By Consumers for Quality Care, on August 6, 2018
The prevalence of high deductible health care plans has largely been propelled by the idea that consumers would be more responsible with their health care spending if they had a larger stake in it. The logic assumes consumers know what kind of care is necessary and what is superfluous. The reality of how consumers use high deductible plans is more complex, New York Times reports.
A body of research — including randomized studies — shows that people do in fact cut back on care when they have to spend more for it. The problem is that they don’t cut only wasteful care. They also forgo the necessary kind.
When they do seek care, consumers often take their doctor’s advice, both on what care to receive and where to receive it.
A recent study by the National Bureau of Economic Research shows that consumers often weigh their doctor’s advice over comparison-shopping, even for elective, non-emergency procedures. Often, patients go to higher-cost facilities – the study examined patients who received M.R.I.s – which their doctors had recommended.
“Many patients are going to very expensive providers when lower-price options with equal quality are available,” said Zack Cooper, a health economist at Yale and a co-author of the study. Though patients seem to follow the advice of their doctors on where to go, their doctors don’t have all the information on hand to make the best decisions for the patient either.
Comparison-shopping could save consumers money. Yet, the study found that less than 1 percent of patients used price comparison tools to shop around for their M.R.I.s.
If patients went to the lowest-cost M.R.I. that was no farther than they already drove, they’d save 36 percent. Savings rise if they’re willing to travel farther. Within an hour’s drive, for example, savings of 55 percent are available.
Still, comparison-shopping is rarely straightforward. Ateev Mehrotra, who teaches health care policy and medicine at Harvard, realized just how hard pricing a procedure can be, when his daughter needed surgery. Despite Mherota’s understanding of the country’s health care system, it went terribly.
Roundabout calls, incomplete information from his insurer, and $200 consultation visits to acquire surgery estimates thwarted Mehrotra’s attempts.
One month into our price-shopping effort, all we knew was that the ophthalmologist’s fee would be in the $452 to $1,007 range, and the total surgery would cost much more.

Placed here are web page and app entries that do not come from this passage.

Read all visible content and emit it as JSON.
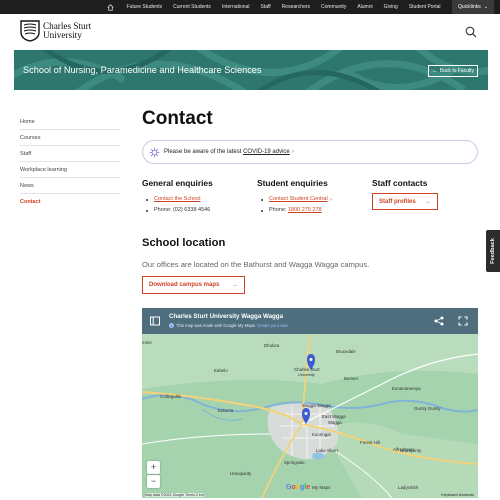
{
  "topbar": {
    "links": [
      "Future Students",
      "Current Students",
      "International",
      "Staff",
      "Researchers",
      "Community",
      "Alumni",
      "Giving",
      "Student Portal"
    ],
    "quicklinks": "Quicklinks"
  },
  "header": {
    "logo_line1": "Charles Sturt",
    "logo_line2": "University"
  },
  "banner": {
    "title": "School of Nursing, Paramedicine and Healthcare Sciences",
    "back": "Back to Faculty"
  },
  "sidenav": {
    "items": [
      "Home",
      "Courses",
      "Staff",
      "Workplace learning",
      "News",
      "Contact"
    ]
  },
  "main": {
    "title": "Contact",
    "alert_prefix": "Please be aware of the latest ",
    "alert_link": "COVID-19 advice",
    "general": {
      "heading": "General enquiries",
      "link": "Contact the School",
      "phone": "Phone: (02) 6338 4546"
    },
    "student": {
      "heading": "Student enquiries",
      "link": "Contact Student Central",
      "phone_label": "Phone: ",
      "phone": "1800 275 278"
    },
    "staff": {
      "heading": "Staff contacts",
      "button": "Staff profiles"
    },
    "location_heading": "School location",
    "location_text": "Our offices are located on the Bathurst and Wagga Wagga campus.",
    "maps_button": "Download campus maps"
  },
  "map": {
    "title": "Charles Sturt University Wagga Wagga",
    "subtitle": "This map was made with Google My Maps.",
    "subtitle_link": "Create your own.",
    "labels": {
      "mme": "mme",
      "dhulura": "Dhulura",
      "brucedale": "Brucedale",
      "eunanoreenya": "Eunanoreenya",
      "eubelo": "Eubelo",
      "csu_line1": "Charles Sturt",
      "csu_line2": "University",
      "bomen": "Bomen",
      "collingullie": "Collingullie",
      "gumly": "Gumly Gumly",
      "euberta": "Euberta",
      "wagga": "Wagga Wagga",
      "east_wagga": "East Wagga",
      "east_wagga2": "Wagga",
      "kooringal": "Kooringal",
      "forest_hill": "Forest Hill",
      "uranquinty_r": "Uranquinty",
      "lake_albert": "Lake Albert",
      "springvale": "Springvale",
      "alfredtown": "Alfredtown",
      "ladysmith": "Ladysmith",
      "uranquinty": "Uranquinty"
    },
    "zoom_in": "+",
    "zoom_out": "−",
    "attribution": "Map data ©2021 Google   Terms   2 km",
    "google": "Google",
    "mymaps": "My Maps",
    "keyboard": "Keyboard shortcuts"
  },
  "feedback": "Feedback",
  "colors": {
    "accent": "#d14124",
    "banner": "#2e776e",
    "map_header": "#4e6e7e"
  }
}
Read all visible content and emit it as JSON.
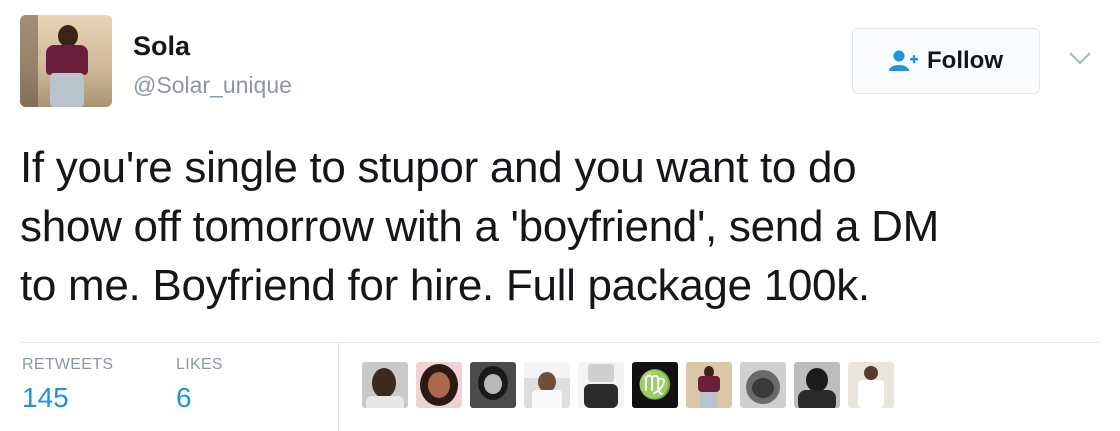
{
  "user": {
    "name": "Sola",
    "handle": "@Solar_unique"
  },
  "follow_button": {
    "label": "Follow",
    "icon": "add-user-icon"
  },
  "menu": {
    "icon": "chevron-down-icon"
  },
  "tweet": {
    "lines": [
      "If you're single to stupor and you want to do",
      "show off tomorrow with a 'boyfriend', send a DM",
      "to me. Boyfriend for hire. Full package 100k."
    ]
  },
  "stats": {
    "retweets_label": "RETWEETS",
    "retweets_value": "145",
    "likes_label": "LIKES",
    "likes_value": "6"
  },
  "colors": {
    "accent": "#1b95e0",
    "muted": "#8899a6",
    "text": "#14171a"
  }
}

Frustrated, Mehrotra gave up and scheduled his daughter’s surgery. He believes his experience is ubiquitous:
My colleagues and I have found that most people can’t successfully shop for care, and that offering people a price transparency website doesn’t help them switch to lower-cost providers and doesn’t decrease health care spending.
Moreover, when emergencies strike, consumers often don’t have the time, flexibility, or mental capacity to comparison shop.
People don’t know what care they need, which is why they consult doctors. There’s nothing inherently wrong with relying on doctors for medical advice. They’re trained experts, after all. But it runs counter to the growing trend to encourage people to make their own judgments about which care, at what level of quality, is worth the price — in other words, to shop for care.
Mehrotra says that before we can expect consumers to shop around for cheaper care, we need to make it easier for consumers to do so.